## [INSTRUCTIONS FOR THE TASK]
What you return must be every line below that includes the word "score".

---

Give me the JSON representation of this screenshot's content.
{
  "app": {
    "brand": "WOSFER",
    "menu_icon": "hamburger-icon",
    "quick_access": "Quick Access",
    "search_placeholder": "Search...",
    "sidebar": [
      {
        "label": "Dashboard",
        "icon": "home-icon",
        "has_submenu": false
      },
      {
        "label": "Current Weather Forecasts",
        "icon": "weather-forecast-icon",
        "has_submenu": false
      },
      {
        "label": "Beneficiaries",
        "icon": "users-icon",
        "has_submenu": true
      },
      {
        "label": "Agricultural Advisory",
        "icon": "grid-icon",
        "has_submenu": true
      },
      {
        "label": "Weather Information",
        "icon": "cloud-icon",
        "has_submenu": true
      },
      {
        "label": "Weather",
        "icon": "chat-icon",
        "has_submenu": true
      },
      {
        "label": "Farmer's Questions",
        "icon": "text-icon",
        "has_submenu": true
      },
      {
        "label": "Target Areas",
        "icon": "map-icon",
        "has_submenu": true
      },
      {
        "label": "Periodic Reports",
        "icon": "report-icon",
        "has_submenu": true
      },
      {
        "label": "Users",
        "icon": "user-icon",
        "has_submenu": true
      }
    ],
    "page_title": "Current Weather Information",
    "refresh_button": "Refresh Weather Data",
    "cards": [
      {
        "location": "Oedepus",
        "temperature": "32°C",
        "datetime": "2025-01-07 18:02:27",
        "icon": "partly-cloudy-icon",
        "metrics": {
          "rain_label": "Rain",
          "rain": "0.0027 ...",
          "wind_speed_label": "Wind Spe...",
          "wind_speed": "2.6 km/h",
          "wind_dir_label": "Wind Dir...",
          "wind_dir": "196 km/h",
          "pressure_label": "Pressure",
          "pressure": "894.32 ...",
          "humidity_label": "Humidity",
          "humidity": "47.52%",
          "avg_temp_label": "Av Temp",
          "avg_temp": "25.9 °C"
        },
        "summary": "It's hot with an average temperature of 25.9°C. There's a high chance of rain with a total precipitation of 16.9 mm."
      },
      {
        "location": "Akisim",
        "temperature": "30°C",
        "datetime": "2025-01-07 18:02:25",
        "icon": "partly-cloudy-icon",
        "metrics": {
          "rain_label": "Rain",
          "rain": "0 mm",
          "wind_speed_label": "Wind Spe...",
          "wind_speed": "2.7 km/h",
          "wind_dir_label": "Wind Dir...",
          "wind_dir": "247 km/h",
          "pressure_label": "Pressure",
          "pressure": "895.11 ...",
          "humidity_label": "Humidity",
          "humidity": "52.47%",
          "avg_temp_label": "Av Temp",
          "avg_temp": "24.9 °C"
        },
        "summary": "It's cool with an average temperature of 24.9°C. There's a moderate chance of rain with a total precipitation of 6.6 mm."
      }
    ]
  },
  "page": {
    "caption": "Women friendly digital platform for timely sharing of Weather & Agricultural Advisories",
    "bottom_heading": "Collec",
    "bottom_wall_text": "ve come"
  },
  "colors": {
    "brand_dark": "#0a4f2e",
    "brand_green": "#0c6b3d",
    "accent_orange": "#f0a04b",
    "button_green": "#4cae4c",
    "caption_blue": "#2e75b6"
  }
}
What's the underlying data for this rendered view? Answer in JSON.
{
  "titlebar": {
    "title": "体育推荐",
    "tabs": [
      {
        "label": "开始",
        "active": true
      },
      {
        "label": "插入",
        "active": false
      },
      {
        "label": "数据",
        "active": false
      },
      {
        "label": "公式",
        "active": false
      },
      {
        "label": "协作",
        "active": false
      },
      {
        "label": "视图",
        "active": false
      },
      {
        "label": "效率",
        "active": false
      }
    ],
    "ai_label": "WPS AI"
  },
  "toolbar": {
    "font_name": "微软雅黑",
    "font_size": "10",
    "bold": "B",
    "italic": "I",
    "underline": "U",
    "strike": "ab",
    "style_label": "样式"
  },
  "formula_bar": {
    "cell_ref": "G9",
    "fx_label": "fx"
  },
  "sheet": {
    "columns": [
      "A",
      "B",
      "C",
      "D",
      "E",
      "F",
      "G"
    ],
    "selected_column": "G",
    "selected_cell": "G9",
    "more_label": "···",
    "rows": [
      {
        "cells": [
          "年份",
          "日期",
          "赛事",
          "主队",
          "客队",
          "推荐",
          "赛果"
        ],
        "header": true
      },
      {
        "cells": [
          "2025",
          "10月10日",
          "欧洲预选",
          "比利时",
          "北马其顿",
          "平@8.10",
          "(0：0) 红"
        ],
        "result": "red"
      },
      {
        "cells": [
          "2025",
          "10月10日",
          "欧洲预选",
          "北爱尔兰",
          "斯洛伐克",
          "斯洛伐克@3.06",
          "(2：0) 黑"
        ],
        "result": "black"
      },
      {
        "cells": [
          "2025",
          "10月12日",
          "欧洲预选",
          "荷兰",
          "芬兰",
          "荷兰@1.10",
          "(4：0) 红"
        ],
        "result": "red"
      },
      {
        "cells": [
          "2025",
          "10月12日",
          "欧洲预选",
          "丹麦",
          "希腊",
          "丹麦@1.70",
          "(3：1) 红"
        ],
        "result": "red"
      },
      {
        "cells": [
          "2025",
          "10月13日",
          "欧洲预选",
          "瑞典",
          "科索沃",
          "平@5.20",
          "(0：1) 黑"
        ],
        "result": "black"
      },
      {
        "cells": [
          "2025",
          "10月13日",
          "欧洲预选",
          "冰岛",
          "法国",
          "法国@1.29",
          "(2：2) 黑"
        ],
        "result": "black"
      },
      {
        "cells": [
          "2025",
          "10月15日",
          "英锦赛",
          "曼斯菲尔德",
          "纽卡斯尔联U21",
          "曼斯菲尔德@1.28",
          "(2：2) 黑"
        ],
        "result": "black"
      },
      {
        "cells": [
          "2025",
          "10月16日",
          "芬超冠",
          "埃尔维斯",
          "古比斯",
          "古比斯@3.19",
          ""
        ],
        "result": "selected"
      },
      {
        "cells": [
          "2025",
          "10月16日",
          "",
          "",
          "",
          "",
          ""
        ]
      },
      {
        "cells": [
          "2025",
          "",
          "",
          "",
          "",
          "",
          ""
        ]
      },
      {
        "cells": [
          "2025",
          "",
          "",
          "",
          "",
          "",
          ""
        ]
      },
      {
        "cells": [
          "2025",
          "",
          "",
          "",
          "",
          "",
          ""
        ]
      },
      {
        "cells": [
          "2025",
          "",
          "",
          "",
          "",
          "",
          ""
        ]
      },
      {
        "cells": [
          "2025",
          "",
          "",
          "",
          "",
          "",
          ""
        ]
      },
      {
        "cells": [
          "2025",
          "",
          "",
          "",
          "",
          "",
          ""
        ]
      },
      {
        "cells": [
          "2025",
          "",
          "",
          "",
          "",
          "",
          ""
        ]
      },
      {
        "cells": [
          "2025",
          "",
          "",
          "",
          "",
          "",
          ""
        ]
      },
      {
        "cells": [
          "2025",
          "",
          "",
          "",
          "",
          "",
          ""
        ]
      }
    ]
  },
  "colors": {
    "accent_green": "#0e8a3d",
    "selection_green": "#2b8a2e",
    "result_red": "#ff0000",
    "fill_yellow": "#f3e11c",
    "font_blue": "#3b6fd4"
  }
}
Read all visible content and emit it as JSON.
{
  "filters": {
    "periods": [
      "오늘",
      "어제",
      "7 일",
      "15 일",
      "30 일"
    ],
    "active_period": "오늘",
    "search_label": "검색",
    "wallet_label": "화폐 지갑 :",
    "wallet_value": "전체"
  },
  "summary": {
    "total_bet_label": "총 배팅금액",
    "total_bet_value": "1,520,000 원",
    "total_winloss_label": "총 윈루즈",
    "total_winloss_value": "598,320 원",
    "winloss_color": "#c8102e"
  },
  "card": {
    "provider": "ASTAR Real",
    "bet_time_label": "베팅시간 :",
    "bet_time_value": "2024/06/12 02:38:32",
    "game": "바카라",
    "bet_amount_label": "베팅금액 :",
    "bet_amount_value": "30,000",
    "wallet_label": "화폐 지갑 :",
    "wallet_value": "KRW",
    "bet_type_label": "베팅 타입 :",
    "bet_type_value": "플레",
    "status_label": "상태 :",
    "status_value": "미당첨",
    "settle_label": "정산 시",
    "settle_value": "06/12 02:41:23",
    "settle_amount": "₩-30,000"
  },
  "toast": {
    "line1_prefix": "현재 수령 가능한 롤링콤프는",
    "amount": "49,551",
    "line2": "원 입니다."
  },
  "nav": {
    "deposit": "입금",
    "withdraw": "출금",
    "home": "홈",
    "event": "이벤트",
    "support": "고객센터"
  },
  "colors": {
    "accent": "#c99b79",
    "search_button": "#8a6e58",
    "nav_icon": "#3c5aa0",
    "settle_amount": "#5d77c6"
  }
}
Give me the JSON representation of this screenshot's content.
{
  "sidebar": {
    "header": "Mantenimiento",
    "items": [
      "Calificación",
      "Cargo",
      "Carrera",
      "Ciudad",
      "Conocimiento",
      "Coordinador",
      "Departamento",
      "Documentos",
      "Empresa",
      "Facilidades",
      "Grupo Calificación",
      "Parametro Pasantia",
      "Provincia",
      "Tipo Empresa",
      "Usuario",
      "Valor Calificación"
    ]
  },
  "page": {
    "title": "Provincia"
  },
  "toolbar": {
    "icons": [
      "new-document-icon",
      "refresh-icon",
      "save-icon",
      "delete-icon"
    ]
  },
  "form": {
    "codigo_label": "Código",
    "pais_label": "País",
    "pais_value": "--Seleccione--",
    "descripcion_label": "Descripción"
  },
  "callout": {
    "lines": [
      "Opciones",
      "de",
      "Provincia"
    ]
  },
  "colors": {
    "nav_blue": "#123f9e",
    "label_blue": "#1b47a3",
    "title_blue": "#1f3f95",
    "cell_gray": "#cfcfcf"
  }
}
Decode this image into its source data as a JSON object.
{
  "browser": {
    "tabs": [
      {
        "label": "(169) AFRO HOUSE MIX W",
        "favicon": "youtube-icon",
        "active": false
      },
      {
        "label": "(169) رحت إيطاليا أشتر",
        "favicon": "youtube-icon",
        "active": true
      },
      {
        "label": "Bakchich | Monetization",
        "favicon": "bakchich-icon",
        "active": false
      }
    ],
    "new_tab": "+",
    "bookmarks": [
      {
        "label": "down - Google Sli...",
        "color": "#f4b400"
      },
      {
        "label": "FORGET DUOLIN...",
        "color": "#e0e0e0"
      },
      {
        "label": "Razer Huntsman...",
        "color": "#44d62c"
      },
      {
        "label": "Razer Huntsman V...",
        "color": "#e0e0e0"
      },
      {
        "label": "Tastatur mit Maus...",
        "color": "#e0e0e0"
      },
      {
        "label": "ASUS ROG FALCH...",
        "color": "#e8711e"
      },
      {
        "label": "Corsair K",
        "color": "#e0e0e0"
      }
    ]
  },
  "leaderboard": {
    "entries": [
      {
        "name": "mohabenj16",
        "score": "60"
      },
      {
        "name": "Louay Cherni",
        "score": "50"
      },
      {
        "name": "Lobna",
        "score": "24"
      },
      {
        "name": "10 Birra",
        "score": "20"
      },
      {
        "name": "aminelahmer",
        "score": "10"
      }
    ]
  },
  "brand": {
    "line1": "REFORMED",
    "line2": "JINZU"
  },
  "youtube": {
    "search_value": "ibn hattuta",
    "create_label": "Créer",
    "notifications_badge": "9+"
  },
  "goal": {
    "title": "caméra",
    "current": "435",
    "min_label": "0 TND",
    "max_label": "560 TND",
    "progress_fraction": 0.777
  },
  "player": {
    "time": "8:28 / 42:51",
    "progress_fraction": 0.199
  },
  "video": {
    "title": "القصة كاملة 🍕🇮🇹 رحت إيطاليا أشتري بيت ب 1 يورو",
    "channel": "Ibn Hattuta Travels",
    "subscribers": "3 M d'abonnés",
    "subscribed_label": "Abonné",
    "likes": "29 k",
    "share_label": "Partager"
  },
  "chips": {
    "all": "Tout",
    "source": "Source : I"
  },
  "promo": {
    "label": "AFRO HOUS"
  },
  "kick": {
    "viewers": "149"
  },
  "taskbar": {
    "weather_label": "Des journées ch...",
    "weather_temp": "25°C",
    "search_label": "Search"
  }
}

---

## [SOLUTION]
        "score": "60"
        "score": "50"
        "score": "24"
        "score": "20"
        "score": "10"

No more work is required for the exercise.